Passamaquoddy Tribe Closes Major Carbon Credit Sale
The Passamaquoddy Tribe closed a major sale of verified carbon offset credits generated from Tribal trust lands. Drummond Woodsum attorneys Michael-Corey Hinton and Aaron Pratt represented the Tribe in this transaction. By encouraging natural forest growth over 98,000 acres of Tribal land, the project preserves stored carbon in the forest and enables an additional revenue stream through the sale of carbon offsets, also known as carbon credits. The Tribe’s project spans the Tribe’s Indian Township Reservation and tribal lands located across the State of Maine.
Chief William Nicholas from the Passamaquoddy community at Indian Township stated, “[t]he project was established to be a vital part of the Tribe’s natural resource-based economy and accommodates all existing uses of our land, including the Tribe’s long-standing logging practices, which have slowed in recent years.” The Tribe’s most recent sale, its second in 2017, involves approximately 2.25 million tons of carbon dioxide that are stored in tree stocks located on project lands.
The Tribe’s carbon offsets have been verified twice under a forest project protocol established under the State of California’s cap-and-trade program, which aims to reduce the emission of greenhouse gases into the atmosphere for public health purposes. The protocol requires sustainable forest management across all project lands and requires the Tribe to demonstrate that the emission reductions provided by its offsets are permanent, verifiable, and “additionality.” “Additionality” requires that the offset credit provides an emission-reducing benefit beyond what would have occurred without the project. The Tribe is committed to continued monitoring and verification of forest lands included in the project to ensure that its climate benefits persist for a period of 100 years following the issuance of any credits for greenhouse gases achieved by the project.

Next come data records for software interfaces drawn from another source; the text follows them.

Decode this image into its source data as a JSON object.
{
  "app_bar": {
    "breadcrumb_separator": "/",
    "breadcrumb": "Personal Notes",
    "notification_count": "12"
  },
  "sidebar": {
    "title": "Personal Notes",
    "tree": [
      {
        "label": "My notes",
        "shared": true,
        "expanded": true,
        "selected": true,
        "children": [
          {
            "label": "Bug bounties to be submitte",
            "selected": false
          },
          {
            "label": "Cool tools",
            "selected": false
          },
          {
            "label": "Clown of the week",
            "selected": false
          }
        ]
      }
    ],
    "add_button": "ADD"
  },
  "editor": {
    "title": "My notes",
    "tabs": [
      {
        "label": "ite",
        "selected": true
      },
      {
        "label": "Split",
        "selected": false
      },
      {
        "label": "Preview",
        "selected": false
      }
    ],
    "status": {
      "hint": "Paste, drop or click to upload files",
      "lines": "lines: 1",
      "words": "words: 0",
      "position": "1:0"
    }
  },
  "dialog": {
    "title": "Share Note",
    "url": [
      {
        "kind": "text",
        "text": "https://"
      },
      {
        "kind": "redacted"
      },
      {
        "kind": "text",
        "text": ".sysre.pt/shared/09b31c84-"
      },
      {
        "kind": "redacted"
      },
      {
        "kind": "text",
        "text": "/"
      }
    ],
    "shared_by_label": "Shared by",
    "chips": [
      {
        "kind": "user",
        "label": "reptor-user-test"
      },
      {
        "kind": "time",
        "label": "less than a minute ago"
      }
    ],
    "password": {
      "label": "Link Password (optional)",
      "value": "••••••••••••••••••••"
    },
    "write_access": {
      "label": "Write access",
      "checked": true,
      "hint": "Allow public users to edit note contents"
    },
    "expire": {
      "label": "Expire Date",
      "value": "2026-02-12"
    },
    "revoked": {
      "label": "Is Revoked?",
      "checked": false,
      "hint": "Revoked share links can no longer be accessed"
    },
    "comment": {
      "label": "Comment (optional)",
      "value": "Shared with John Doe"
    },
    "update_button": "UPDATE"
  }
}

Revenue from the project has been and will continue to be devoted to a variety of initiatives intended to benefit the Tribal community. In particular, the Tribe has dedicated revenue to help fund tribal government operations and to support tribally-owned businesses, including the Tribe’s blueberry and maple syrup companies. In addition, revenue from the project will be devoted to the protection of the Tribe’s forest lands and to public health initiatives aimed at opioid addiction. Importantly, the 98,000 acres set aside by the Tribe for the project will continue to be open for all existing tribal uses of land, including logging, hunting, fishing, and recreation in accordance with Tribal law. Chief Ralph Dana from the Passamaquoddy community at Pleasant Point added that “this project furthers the Tribe’s historical commitment to sustainable natural resource management and the data shows that it is actively combatting carbon emissions. We are stewards of our land and this project demonstrates the Tribe’s commitment to protecting our resources.”
About the Passamaquoddy Tribe
The Passamaquoddy Tribe is a federally recognized Tribal Nation located in the State of Maine and New Brunswick, Canada. Each of the Tribe’s three reservations have their own local tribal council but jurisdiction over the resources held jointly by the Tribe sits with the Joint Tribal Council, which is represented by Drummond Woodsum & MacMahon. For more information, see www.passamaquoddy.com and www.wabanaki.com